  3. Transfer the ribs to a plate; cover and keep warm. Pick out the shiitake mushrooms, cutting off and discarding the stems. Strain the braising liquid. Return the liquid to the casserole and boil over high heat, skimming any fat from the surface, until reduced to 4 cups, about 5 minutes.
  4. Add the remaining daikon and carrots to the casserole along with the sesame oil and shiitake mushrooms. Cover and simmer over low heat until the vegetables are tender, 20 minutes. Return the ribs to the casserole and simmer until heated through. Season with salt and pepper.
  5. Meanwhile, bring a saucepan of water to a boil. In a bowl, cover the noodles with warm water; let stand until pliable, 5 minutes. Drain the noodles and cut into 4-inch lengths. Add the noodles to the saucepan and cook until tender but still chewy, 25 seconds. Drain and transfer the noodles to shallow bowls. Nestle the ribs on the noodles, ladle the vegetables and broth on top and serve.
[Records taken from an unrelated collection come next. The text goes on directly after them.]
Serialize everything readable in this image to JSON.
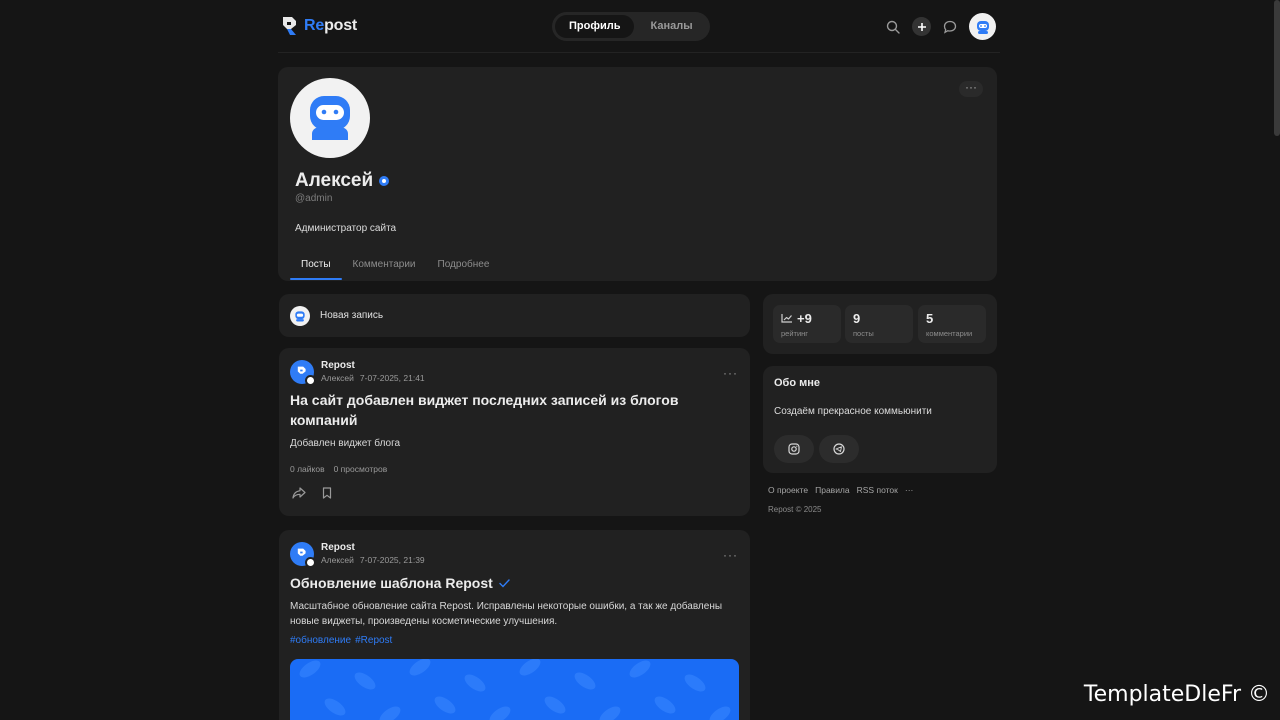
{
  "header": {
    "logo_accent": "Re",
    "logo_rest": "post",
    "tabs": [
      {
        "label": "Профиль"
      },
      {
        "label": "Каналы"
      }
    ]
  },
  "profile": {
    "name": "Алексей",
    "handle": "@admin",
    "bio": "Администратор сайта",
    "more": "···",
    "tabs": [
      {
        "label": "Посты"
      },
      {
        "label": "Комментарии"
      },
      {
        "label": "Подробнее"
      }
    ]
  },
  "new_post": {
    "label": "Новая запись"
  },
  "posts": [
    {
      "source": "Repost",
      "author": "Алексей",
      "date": "7-07-2025, 21:41",
      "title": "На сайт добавлен виджет последних записей из блогов компаний",
      "text": "Добавлен виджет блога",
      "likes": "0 лайков",
      "views": "0 просмотров"
    },
    {
      "source": "Repost",
      "author": "Алексей",
      "date": "7-07-2025, 21:39",
      "title": "Обновление шаблона Repost",
      "text": "Масштабное обновление сайта Repost. Исправлены некоторые ошибки, а так же добавлены новые виджеты, произведены косметические улучшения.",
      "tags": [
        "#обновление",
        "#Repost"
      ]
    }
  ],
  "stats": [
    {
      "value": "+9",
      "label": "рейтинг"
    },
    {
      "value": "9",
      "label": "посты"
    },
    {
      "value": "5",
      "label": "комментарии"
    }
  ],
  "about": {
    "title": "Обо мне",
    "text": "Создаём прекрасное коммьюнити"
  },
  "footer": {
    "links": [
      "О проекте",
      "Правила",
      "RSS поток",
      "···"
    ],
    "copyright": "Repost © 2025"
  },
  "watermark": "TemplateDleFr ©",
  "colors": {
    "accent": "#2f7cf6",
    "background": "#151515",
    "card": "#212121"
  }
}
Tips & Techniques

Dangmyeon noodles, Korean noodles made from sweet-potato starch, are available from Asian markets.

My Tip:

The Korean noodles tend to stick together after they are cooked, I added about a tablespoon of oil to the boiled water before I add the noodles to it.  They are easier to handle afterwards.

combination seafood rice noodle


I love rice noodles either in soup or stir fried, but I  never had luck frying it because they always get stuck at the bottom of the pan, but Christine has some awesome tips and it really  works !!

This is an easy recipe, I used all seafood instead of chicken and char siu, but unfortunately I overcooked the seafood, next time I will have to watch for the timing

Good recipe !